'He is currently released under investigation.'

Detective Inspector Alan Pack of Sussex Police said: 'Our investigation into the Arundel Castle burglary remains live and we are keen to identify and trace this man.

'If you can help identify him or if you have any other information about this burglary, please contact us either online or by calling Sussex 101, quoting Operation Deuce.

'We also remind people that the insurers have offered a substantial reward should any of the property be recovered intact.' 

Experts previously said it was likely a curator - possibly from overseas - commissioned the smash and grab on the historic West Sussex castle, which took place at 10.30pm on Friday, May 21.

Police attended the castle within minutes of the alarms being tripped and shortly after discovered an abandoned 4x4 vehicle on fire nearby in Barlavington - which forensic teams examined to establish if it was part of the robbery.

The items stolen from Arundel Castle

  1. Mary Queen of Scots Rosary Beads;
  2. Seven gold / silver-gilt coronation cups (George II, George III, George IV, William IV, George V, George VI and Elizabeth II);
  3. Gold Earl Marshal’s baton;
  4. Gold and enamel baton;
  5. Other miscellaneous items including 10 silver-gilt Apostle Spoons, a silver-gilt casket with hunting and fishing scenes, and a silver-gilt mug.

Thieves took 'many' precious items after smashing their way into display cabinets, most notably the rosary beads Queen Mary carried to her death in 1587 when she was beheaded at Fotheringhay Castle for her complicity in a plot to murder Queen Elizabeth I.

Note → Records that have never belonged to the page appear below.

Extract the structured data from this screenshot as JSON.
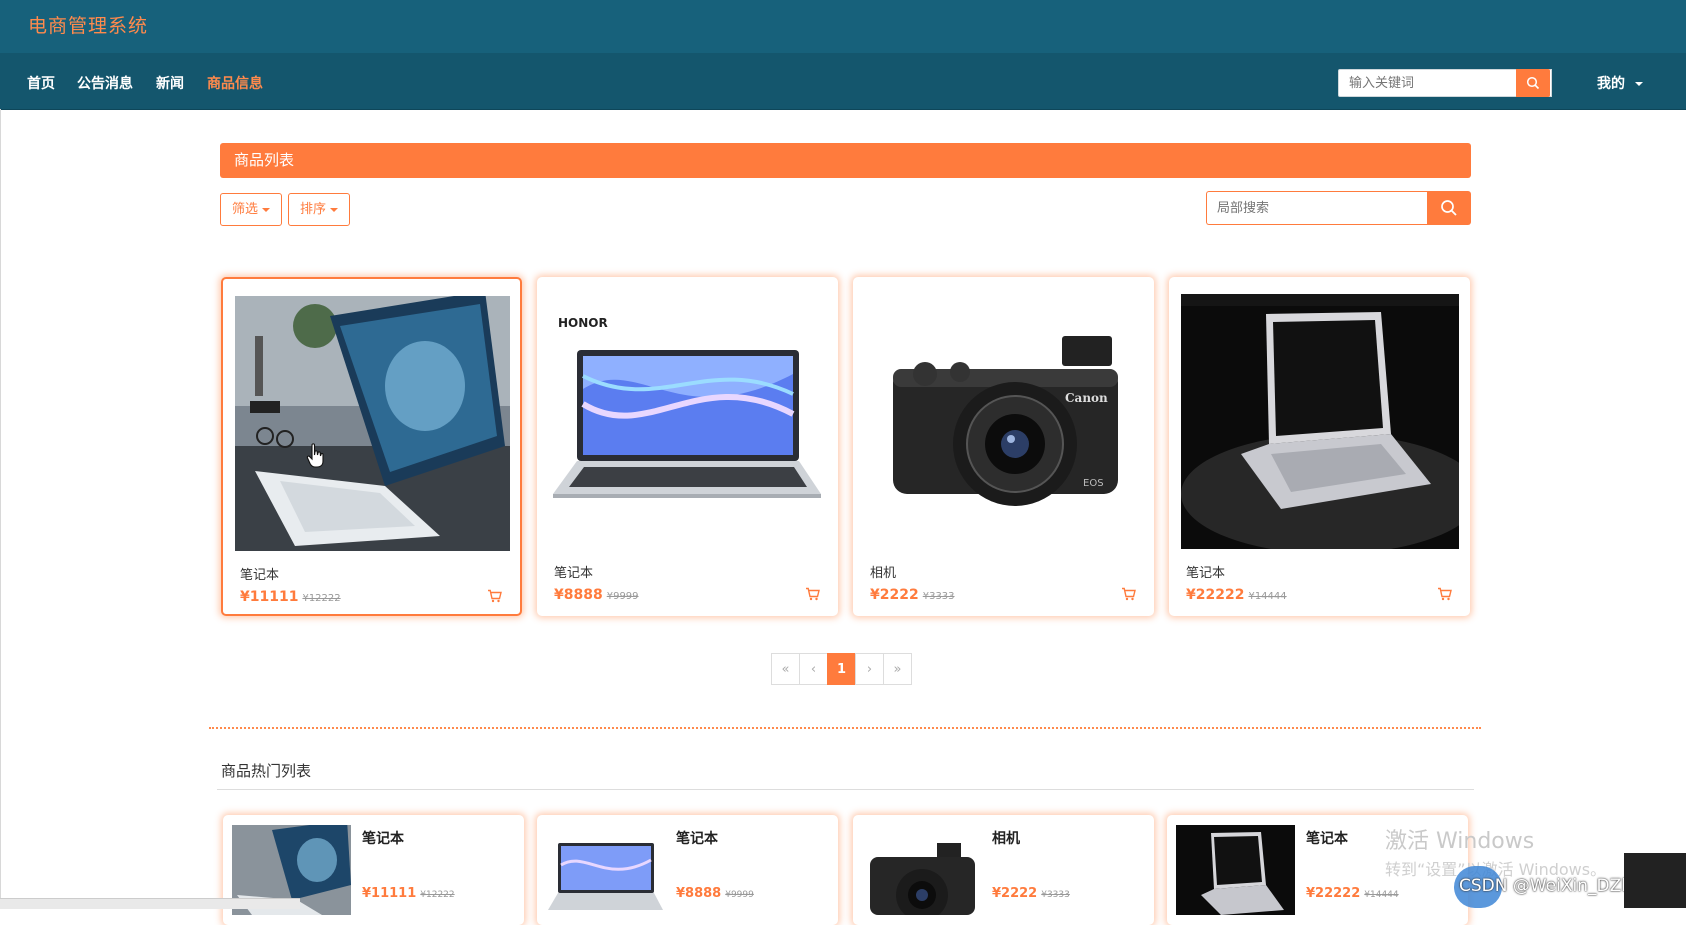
{
  "header": {
    "brand": "电商管理系统",
    "nav": [
      "首页",
      "公告消息",
      "新闻",
      "商品信息"
    ],
    "search_placeholder": "输入关键词",
    "user_menu": "我的"
  },
  "products_section": {
    "title": "商品列表",
    "filter_label": "筛选",
    "sort_label": "排序",
    "search_placeholder": "局部搜索",
    "items": [
      {
        "name": "笔记本",
        "price": "¥11111",
        "old_price": "¥12222"
      },
      {
        "name": "笔记本",
        "price": "¥8888",
        "old_price": "¥9999"
      },
      {
        "name": "相机",
        "price": "¥2222",
        "old_price": "¥3333"
      },
      {
        "name": "笔记本",
        "price": "¥22222",
        "old_price": "¥14444"
      }
    ],
    "product_image_texts": {
      "honor": "HONOR",
      "canon": "Canon",
      "eos": "EOS"
    },
    "pagination": {
      "first": "«",
      "prev": "‹",
      "current": "1",
      "next": "›",
      "last": "»"
    }
  },
  "hot_section": {
    "title": "商品热门列表",
    "items": [
      {
        "name": "笔记本",
        "price": "¥11111",
        "old_price": "¥12222"
      },
      {
        "name": "笔记本",
        "price": "¥8888",
        "old_price": "¥9999"
      },
      {
        "name": "相机",
        "price": "¥2222",
        "old_price": "¥3333"
      },
      {
        "name": "笔记本",
        "price": "¥22222",
        "old_price": "¥14444"
      }
    ]
  },
  "overlay": {
    "watermark_line1": "激活 Windows",
    "watermark_line2": "转到“设置”以激活 Windows。",
    "csdn_credit": "CSDN @WeiXin_DZbishe"
  },
  "colors": {
    "header_bg": "#17617b",
    "nav_bg": "#14566d",
    "accent": "#ff7b3d"
  },
  "icons": {
    "search": "search-icon",
    "cart": "cart-icon",
    "caret": "caret-down-icon"
  }
}
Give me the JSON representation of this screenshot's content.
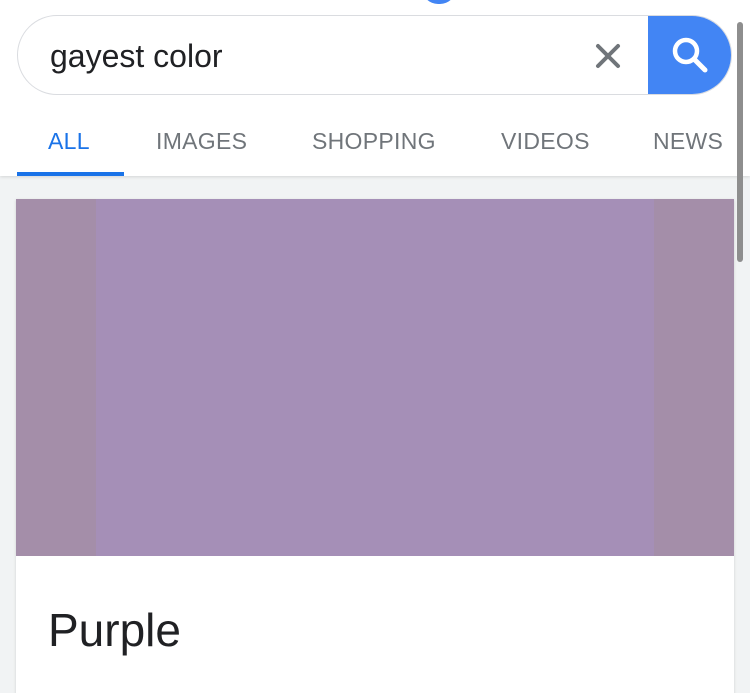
{
  "search": {
    "query": "gayest color",
    "clear_icon": "close-icon",
    "submit_icon": "search-icon"
  },
  "tabs": [
    {
      "label": "ALL",
      "active": true
    },
    {
      "label": "IMAGES",
      "active": false
    },
    {
      "label": "SHOPPING",
      "active": false
    },
    {
      "label": "VIDEOS",
      "active": false
    },
    {
      "label": "NEWS",
      "active": false
    }
  ],
  "result": {
    "title": "Purple",
    "swatch_color": "#a58fb7"
  },
  "colors": {
    "accent": "#1a73e8",
    "search_button": "#4285f4",
    "tab_inactive": "#70757a",
    "frame": "#a48ea9"
  }
}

A spokesman for Sussex Police said the rosary is of little value as metal. The force said: 'As a piece of the Howard family history and the nation's heritage it is irreplaceable.'

While Sussex Police said they could not comment further for 'operational reasons' experts said they believe the items will end up in an illegal private collection. 

On King Francis II's death in 1560, Mary left France, where she had spent much of her life until that point, and returned to Scotland.

In 1565 she married her half-cousin, Henry Stuart, Lord Darnley, and in June 1566 they had a son, James.

She eventually fled to England in 1568, where she became a political pawn in the hands of Queen Elizabeth I and was imprisoned for 19 years in various castles in England.

Mary was found to be plotting against Elizabeth I when letters written in code, from her to others, were discovered and she was deemed guilty of treason.

 A Sussex Police spokesman said the rosary is of little value as metal, but of huge significance

Alarms at the castle were tripped at 10.30pm on May 21 and a display case (pictured above) was smashed so the thieves could get their hands on the treasures inside

Experts said it was likely a curator - possibly from overseas - commissioned the smash and grab on the historic Arundel Castle (pictured), which took place at 10.30pm on Friday, May 21 

She was taken to Fotheringhay Castle and executed in 1587.

A spokesman for Arundel Castle Trustees said: 'The stolen items have significant monetary value, but as unique artefacts of the Duke of Norfolk's collection have immeasurably greater and priceless historical importance.

'We therefore urge anyone with information to come forward to the police to assist them in returning these treasures back where they belong.'